▸ Work task
The lines to copy are those holding the string "username" in the entries below.

Data about app and page elements:
──────

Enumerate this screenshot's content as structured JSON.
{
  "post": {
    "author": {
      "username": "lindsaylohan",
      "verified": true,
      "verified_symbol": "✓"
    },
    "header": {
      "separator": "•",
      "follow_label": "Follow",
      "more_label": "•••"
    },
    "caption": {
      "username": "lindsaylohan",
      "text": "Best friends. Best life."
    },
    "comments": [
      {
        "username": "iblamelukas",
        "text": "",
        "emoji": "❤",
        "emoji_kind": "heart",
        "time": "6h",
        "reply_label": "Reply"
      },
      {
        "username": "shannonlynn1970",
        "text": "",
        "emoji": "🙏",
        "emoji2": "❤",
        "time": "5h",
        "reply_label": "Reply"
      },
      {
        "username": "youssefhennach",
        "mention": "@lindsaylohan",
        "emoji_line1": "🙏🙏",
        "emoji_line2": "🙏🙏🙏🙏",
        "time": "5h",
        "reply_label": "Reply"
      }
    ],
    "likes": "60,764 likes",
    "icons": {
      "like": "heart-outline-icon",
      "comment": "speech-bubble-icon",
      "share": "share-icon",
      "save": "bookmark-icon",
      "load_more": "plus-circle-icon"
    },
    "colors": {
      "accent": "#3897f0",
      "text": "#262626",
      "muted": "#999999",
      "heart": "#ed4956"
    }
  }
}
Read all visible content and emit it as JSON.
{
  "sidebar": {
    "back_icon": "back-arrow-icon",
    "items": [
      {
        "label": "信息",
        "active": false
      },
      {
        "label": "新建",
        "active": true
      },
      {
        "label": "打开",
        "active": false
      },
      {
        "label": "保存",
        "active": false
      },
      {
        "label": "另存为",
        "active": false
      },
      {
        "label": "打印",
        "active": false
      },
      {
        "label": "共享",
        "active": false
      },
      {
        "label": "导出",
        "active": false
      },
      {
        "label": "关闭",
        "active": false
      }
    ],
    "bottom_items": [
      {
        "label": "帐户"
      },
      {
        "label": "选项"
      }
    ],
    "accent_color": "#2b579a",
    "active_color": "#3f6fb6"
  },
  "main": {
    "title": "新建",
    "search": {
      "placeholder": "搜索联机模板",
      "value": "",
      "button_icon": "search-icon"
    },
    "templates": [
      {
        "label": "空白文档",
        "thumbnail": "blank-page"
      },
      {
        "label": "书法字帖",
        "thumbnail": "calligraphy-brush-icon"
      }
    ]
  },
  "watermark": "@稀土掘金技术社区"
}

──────

▸ Result of this exercise
      "username": "lindsaylohan",
      "username": "lindsaylohan",
        "username": "iblamelukas",
        "username": "shannonlynn1970",
        "username": "youssefhennach",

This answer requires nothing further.